Herculano was denounced from the pulpit and the press for his lack of patriotism and piety, and after bearing the attack for some time his pride drove him to reply.

The territories of the state were enlarged; a friendly alliance was maintained with Florence; trade flourished; in 1321 the university was founded, or rather revived, by the introduction of Bolognese scholars; the principal buildings now adorning the town were begun; and the charitable institutions, which are the pride of modern Siena, increased and prospered.

He tells us with honest and simple pride that when his patron Harley fell out, and Godolphin came in, he for three years held no communication with the former, and seems quite incapable of comprehending the delicacy which would have obliged him to follow Harley's fallen fortunes.

Two ties alone had for the last century held the duchy to the English connection: the one was that many Norman baronial families held lands on this side of the Channel; the second was the national pride which looked upon England as a conquered appendage of Normandy.

His speeches are lmost the one monument of the struggle on which a lover of english greatness can look back with pride and a sense of wort ness, such as a churchman feels when he reads Bossuet, or an A glican when he turns over the pages of Taylor or of Hooker.: urke's attitude in these high transactions is really more imp essive than Chatham's, because he was far less theatrical than Ch tham; and while he was no less nobly passionate for freedom and j stice, in his passion was fused the most strenuous political argu entation and sterling reason of state.
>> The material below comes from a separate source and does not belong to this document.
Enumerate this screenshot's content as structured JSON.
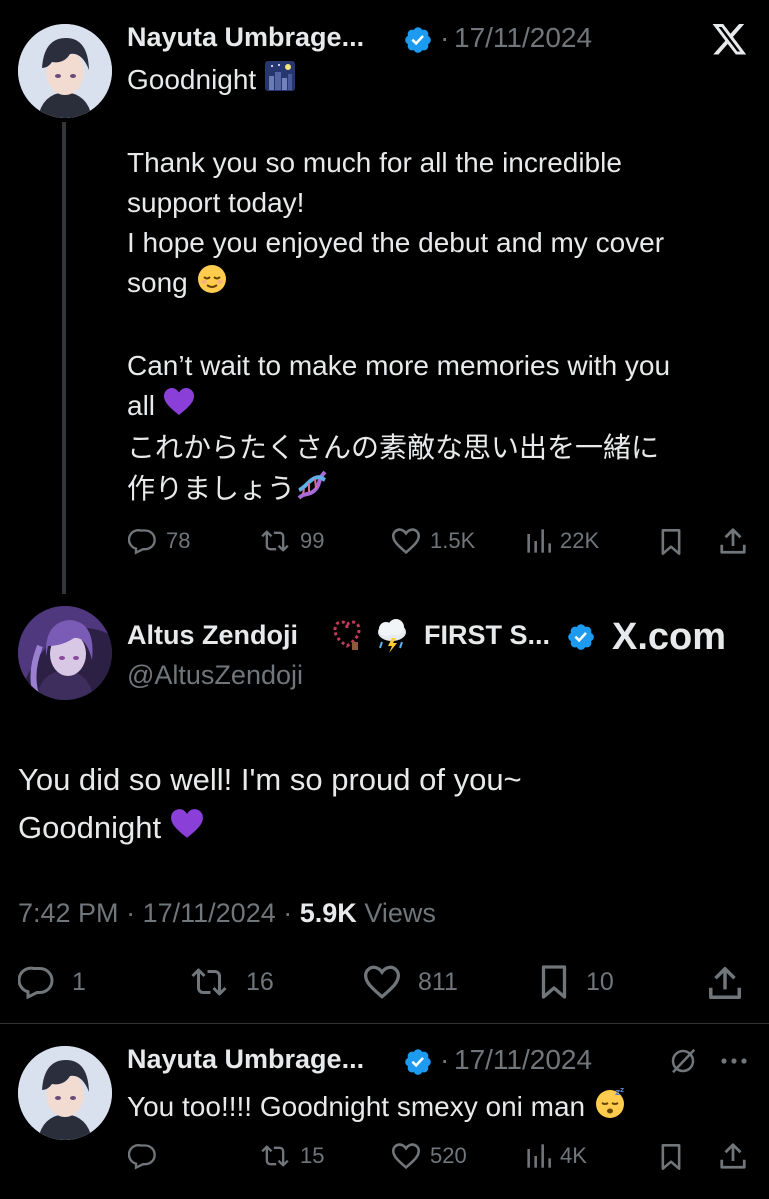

In the end, however, his pride prevailed; in April 1833 the Turkish commander-in-chief Hussein Pasha left Constantinople for the front; and in the third week in May the ban of outlawry was launched against Mehemet Ali.